New member Taryn Fitzgerald ’19 describes the chapter as “a group of girls with a lot of diverse interests, who are all very much looking forward to the sisterhood, supporting one another and being actively involved in the community.”

“They are all talented, bright beautiful women who really wanted to take on the challenge of being a founding member of a new chapter and also wanted to leave a legacy here,” Pham continued. “One of the most inspiring things for me is that we all have very different backgrounds and all have this common goal of being part of something new.”

Both Slang and Pham stated that getting to know the other members and learning about their impressive interests has been a highlight of their experience in the chapter so far. The range of class years, freshmen through senior, gives new members the chance to make friends outside of their own circles, they said.

As their sisterhood becomes more cohesive, the chapter is eager to start working on its philanthropy project: domestic violence awareness. On May 24, Alpha Chi joined Stanford’s Kappa Kappa Gamma sorority to make care packages for local women affected by domestic violence. In the future, the group plans to partner with other sororities and to co-sponsor events during Sexual Assault Awareness Month in addition to holding smaller philanthropy events over the course of the year.

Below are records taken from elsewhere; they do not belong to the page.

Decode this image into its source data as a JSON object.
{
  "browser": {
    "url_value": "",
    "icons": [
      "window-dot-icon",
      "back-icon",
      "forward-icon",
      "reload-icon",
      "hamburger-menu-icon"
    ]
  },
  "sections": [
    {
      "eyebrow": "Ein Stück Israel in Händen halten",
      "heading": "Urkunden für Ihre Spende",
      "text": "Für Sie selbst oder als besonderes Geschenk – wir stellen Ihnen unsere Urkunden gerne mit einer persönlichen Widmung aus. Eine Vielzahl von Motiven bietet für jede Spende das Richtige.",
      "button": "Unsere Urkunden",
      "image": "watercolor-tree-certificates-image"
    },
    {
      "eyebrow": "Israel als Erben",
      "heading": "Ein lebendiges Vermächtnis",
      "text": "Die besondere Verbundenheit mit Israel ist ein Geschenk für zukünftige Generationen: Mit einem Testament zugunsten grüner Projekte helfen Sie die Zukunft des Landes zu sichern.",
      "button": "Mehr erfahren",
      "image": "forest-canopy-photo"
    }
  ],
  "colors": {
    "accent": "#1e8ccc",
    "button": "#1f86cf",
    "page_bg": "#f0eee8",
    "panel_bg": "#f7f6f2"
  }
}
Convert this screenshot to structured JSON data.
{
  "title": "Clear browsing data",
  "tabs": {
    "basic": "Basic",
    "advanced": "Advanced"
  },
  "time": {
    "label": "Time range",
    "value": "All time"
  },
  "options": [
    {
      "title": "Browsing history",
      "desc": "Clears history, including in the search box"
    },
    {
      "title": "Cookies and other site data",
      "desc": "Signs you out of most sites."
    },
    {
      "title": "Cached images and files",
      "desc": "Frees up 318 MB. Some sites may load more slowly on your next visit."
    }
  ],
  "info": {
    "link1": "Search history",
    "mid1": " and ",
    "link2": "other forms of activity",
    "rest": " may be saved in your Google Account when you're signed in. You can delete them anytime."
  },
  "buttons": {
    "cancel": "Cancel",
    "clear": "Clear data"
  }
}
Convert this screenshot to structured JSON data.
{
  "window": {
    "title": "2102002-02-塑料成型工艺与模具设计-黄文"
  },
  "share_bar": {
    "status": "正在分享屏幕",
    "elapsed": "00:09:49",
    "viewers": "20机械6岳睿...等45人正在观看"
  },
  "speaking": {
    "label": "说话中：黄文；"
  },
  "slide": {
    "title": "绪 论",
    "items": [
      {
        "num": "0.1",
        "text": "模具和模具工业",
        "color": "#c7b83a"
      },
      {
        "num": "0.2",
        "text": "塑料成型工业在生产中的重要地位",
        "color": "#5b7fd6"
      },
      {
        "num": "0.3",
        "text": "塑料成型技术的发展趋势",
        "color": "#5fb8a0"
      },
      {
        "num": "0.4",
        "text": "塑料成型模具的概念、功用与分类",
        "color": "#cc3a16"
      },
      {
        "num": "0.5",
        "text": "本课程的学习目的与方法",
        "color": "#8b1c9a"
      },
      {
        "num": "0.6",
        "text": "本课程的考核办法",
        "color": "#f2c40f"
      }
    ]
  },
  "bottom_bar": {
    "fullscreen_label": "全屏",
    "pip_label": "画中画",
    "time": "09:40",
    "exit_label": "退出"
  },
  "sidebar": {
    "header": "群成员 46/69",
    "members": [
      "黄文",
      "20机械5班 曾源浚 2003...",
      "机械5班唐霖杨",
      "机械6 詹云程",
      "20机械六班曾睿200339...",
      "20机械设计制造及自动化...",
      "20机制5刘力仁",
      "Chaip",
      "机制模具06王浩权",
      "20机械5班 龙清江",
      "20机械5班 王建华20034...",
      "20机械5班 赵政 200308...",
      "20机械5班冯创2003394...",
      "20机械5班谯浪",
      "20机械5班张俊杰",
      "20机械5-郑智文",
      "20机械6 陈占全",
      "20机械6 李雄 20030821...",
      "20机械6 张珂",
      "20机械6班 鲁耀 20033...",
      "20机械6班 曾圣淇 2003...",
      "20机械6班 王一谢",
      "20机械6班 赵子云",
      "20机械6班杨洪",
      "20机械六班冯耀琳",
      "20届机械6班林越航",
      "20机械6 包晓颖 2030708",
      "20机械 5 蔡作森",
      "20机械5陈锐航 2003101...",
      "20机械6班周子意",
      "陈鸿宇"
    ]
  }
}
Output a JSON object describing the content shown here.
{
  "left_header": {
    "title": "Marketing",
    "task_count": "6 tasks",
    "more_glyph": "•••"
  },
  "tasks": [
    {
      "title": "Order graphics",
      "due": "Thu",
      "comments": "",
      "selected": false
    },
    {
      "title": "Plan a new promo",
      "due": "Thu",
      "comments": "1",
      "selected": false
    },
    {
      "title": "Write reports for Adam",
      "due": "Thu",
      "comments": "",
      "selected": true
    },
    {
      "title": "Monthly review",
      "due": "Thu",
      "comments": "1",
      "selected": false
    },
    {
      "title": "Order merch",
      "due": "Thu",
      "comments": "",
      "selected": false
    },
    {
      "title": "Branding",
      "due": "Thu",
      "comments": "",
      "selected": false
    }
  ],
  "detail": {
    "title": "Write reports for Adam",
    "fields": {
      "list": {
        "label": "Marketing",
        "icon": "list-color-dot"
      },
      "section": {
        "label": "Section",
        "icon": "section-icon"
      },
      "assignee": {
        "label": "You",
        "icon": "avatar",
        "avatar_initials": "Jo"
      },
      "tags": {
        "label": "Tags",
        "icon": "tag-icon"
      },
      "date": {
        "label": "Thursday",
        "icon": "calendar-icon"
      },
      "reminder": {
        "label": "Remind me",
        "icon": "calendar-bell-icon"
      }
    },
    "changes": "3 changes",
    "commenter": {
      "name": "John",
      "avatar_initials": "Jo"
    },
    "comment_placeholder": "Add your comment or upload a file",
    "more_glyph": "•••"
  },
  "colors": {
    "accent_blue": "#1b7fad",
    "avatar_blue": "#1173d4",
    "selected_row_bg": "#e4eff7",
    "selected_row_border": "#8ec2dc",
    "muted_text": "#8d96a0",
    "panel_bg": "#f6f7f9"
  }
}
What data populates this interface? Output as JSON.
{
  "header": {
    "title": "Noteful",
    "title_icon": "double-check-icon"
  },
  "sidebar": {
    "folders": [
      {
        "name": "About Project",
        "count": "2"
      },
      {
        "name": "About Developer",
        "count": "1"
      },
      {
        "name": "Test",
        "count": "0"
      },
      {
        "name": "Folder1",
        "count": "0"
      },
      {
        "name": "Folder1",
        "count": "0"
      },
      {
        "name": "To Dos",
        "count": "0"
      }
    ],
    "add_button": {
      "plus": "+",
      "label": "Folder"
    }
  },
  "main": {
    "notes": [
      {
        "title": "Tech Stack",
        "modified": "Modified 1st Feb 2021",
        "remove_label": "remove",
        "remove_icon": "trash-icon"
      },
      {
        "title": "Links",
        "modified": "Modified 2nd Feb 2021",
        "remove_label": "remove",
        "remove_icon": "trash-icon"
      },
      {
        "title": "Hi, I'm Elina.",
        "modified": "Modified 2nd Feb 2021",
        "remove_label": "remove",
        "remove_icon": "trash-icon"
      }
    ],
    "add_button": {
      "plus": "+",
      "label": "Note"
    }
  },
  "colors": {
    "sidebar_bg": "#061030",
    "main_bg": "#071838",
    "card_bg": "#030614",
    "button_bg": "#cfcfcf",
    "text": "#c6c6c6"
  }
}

“I am excited to see what kind of impact Alpha Chi Omega can have on the community through service,” Slang said. “I am also excited to work with other sororities and fraternities to elevate our presence on campus and do good work together. There’s a lot of potential here.”

Following the initial bonding events, the sisterhood also selected its executive and non-executive leadership boards. Members interested in leadership positions met with the chapter’s alumnae advisors to discuss their interest. Two sisters were then slated for each position. Each gave a short speech detailing her platform, followed by a chapter-wide vote.

Originally hesitant about the time commitment her senior year, Pham was inspired by the chapter consultants to take on a leadership role as a platform for encouraging diversity in Greek life.

“I came in with all these big ideas about what I would like to see Alpha Chi look like, and as a rising senior I really wanted to leave a legacy and impact change,” Pham said. “It’s a way for me to challenge myself and continue developing as a leader and be a role model for the younger girls.”

Most recently, each of Alpha Chi’s new members was initiated into the sorority by alumnae and consultants on June 2. The following morning, the chapter was officially installed at Stanford and given a charter, making it the 144th national chapter of Alpha Chi Omega. The chapter will continue to integrate new members over the course of next year through a continuous open bidding process.

“My goal, which is pretty lofty and something that hopefully will be worked on in years to come, is that Alpha Chi be a chapter that practices diversity and inclusion and be known within Greek life as very accepting,” Pham said.

 

Contact Caroline Kimmel at ckimmel ‘at’ stanford.edu.